§ Study material
Content starts

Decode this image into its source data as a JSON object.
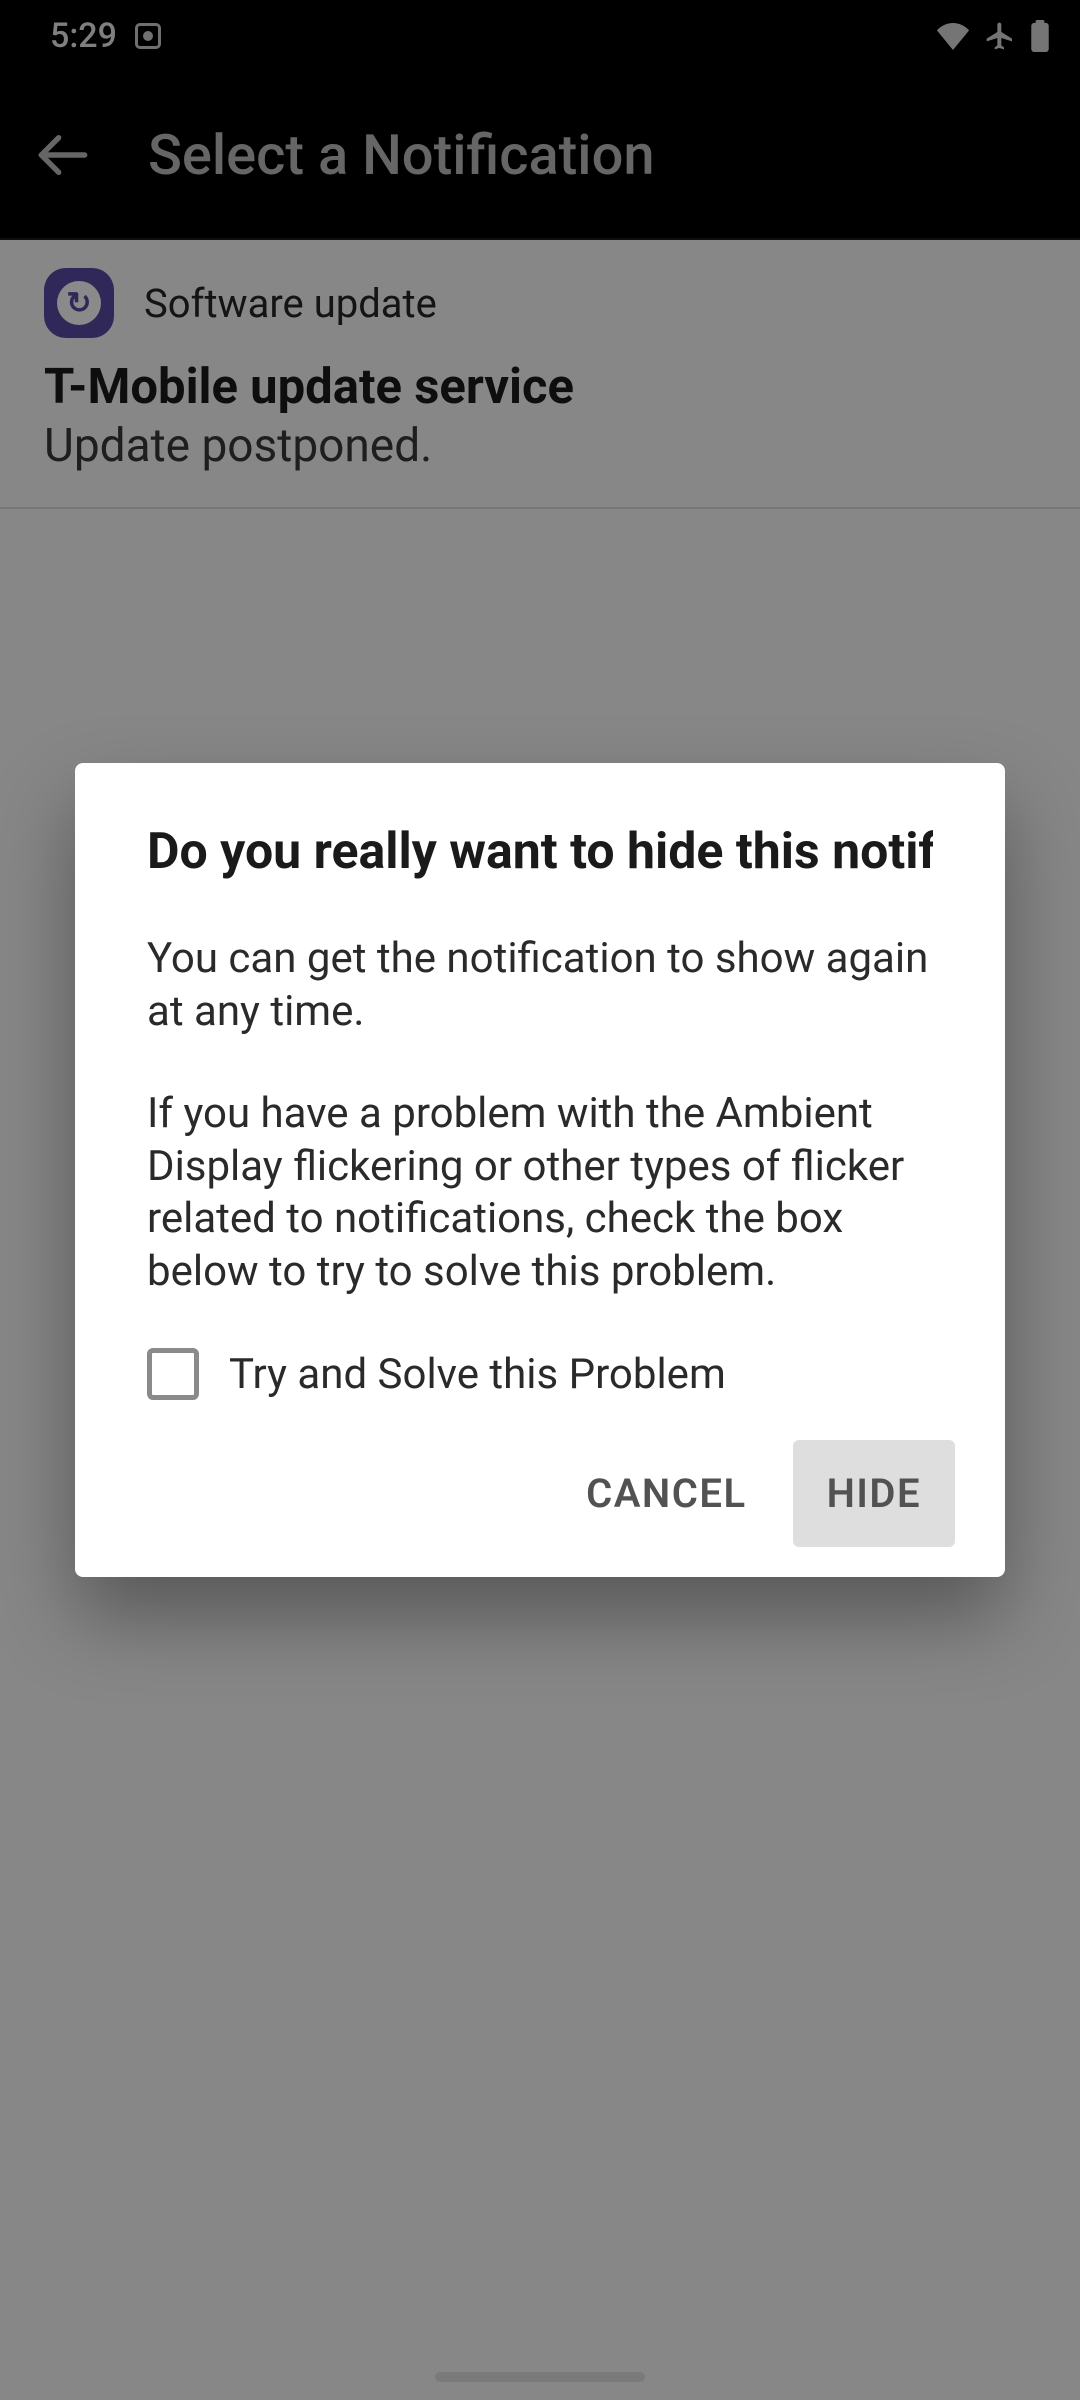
{
  "status_bar": {
    "time": "5:29"
  },
  "app_bar": {
    "title": "Select a Notification"
  },
  "notification": {
    "app_name": "Software update",
    "title": "T-Mobile update service",
    "subtitle": "Update postponed."
  },
  "dialog": {
    "title": "Do you really want to hide this notification?",
    "message_line1": "You can get the notification to show again at any time.",
    "message_line2": "If you have a problem with the Ambient Display flickering or other types of flicker related to notifications, check the box below to try to solve this problem.",
    "checkbox_label": "Try and Solve this Problem",
    "checkbox_checked": false,
    "cancel_label": "CANCEL",
    "confirm_label": "HIDE"
  }
}
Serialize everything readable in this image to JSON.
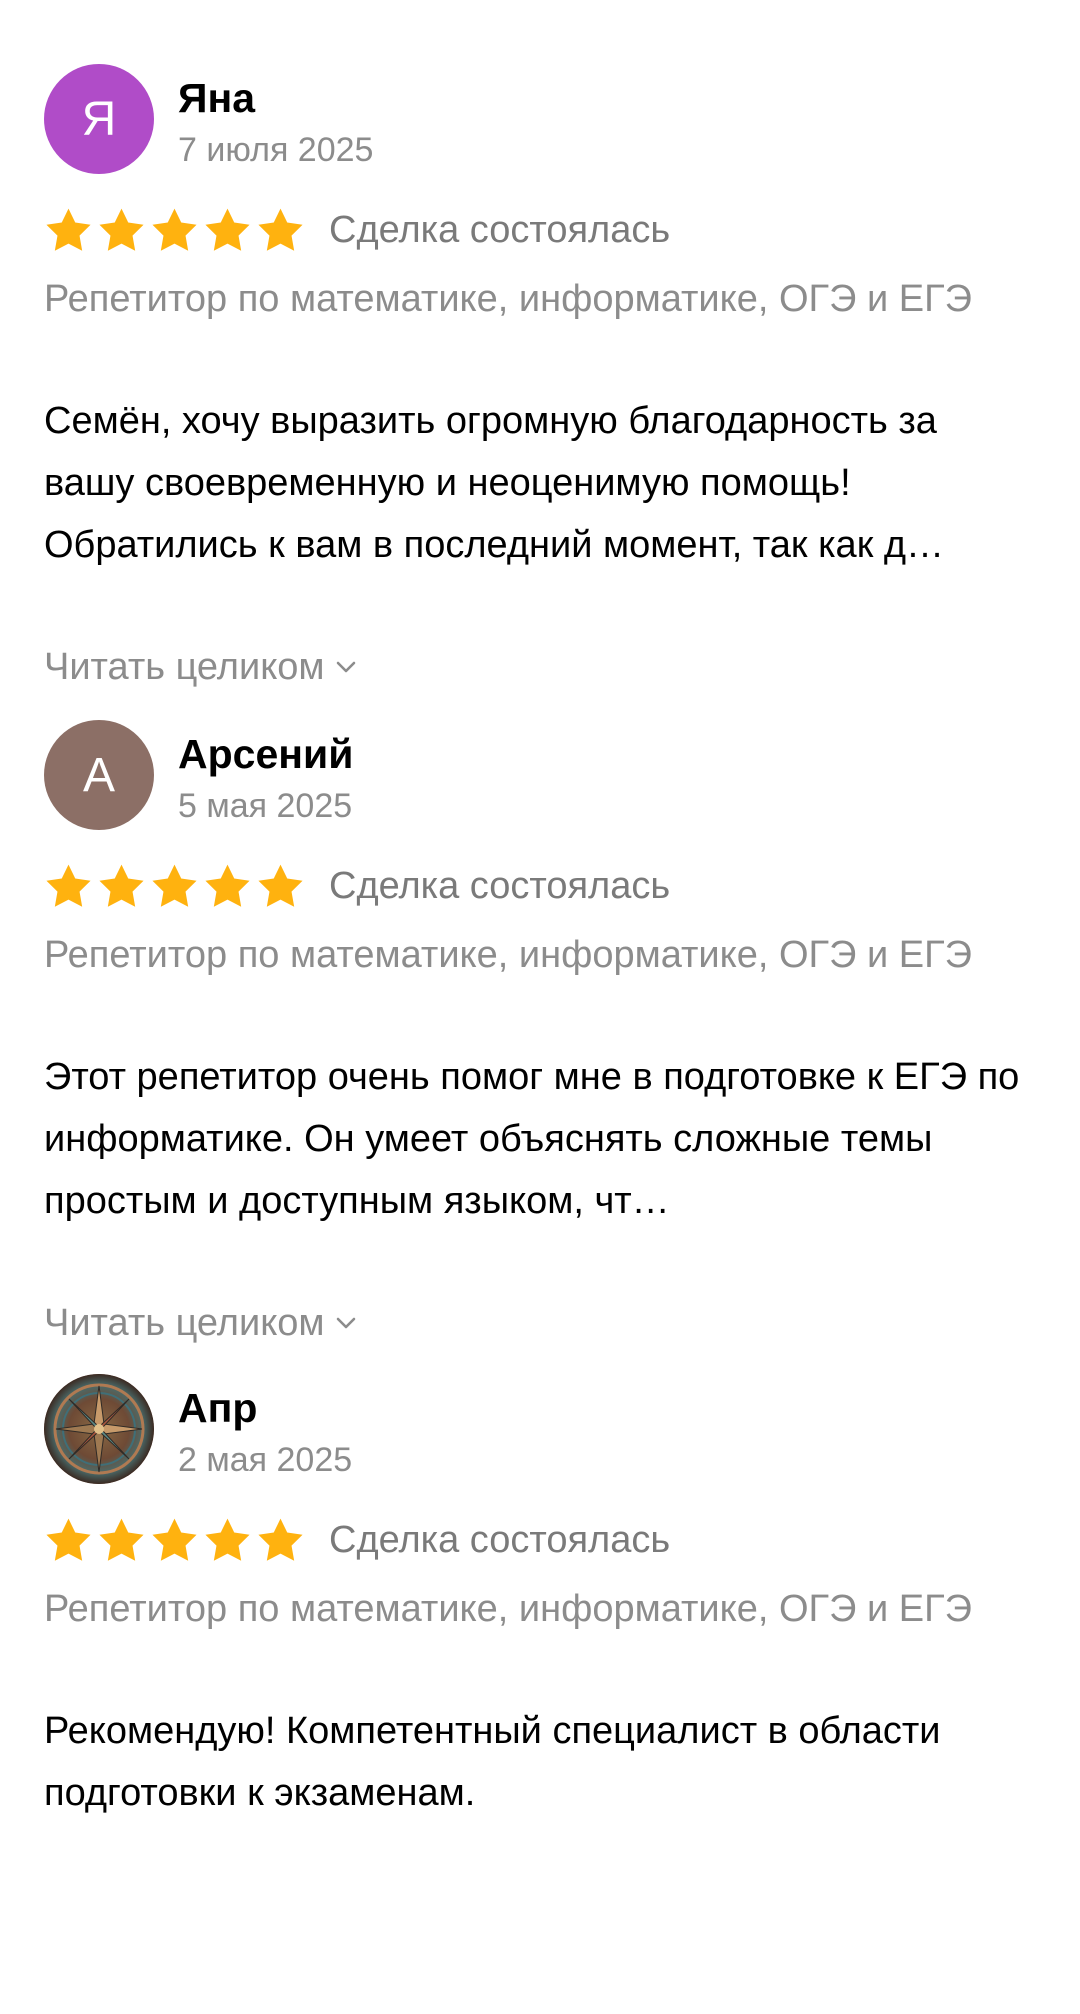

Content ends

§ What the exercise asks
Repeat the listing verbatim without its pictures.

§ Response
Decode this image into its source data as a JSON object.
{
  "status_bar": {
    "time": "5:29"
  },
  "app_bar": {
    "title": "Select a Notification"
  },
  "notification": {
    "app_name": "Software update",
    "title": "T-Mobile update service",
    "subtitle": "Update postponed."
  },
  "dialog": {
    "title": "Do you really want to hide this notification?",
    "message_line1": "You can get the notification to show again at any time.",
    "message_line2": "If you have a problem with the Ambient Display flickering or other types of flicker related to notifications, check the box below to try to solve this problem.",
    "checkbox_label": "Try and Solve this Problem",
    "checkbox_checked": false,
    "cancel_label": "CANCEL",
    "confirm_label": "HIDE"
  }
}
Serialize everything readable in this image to JSON.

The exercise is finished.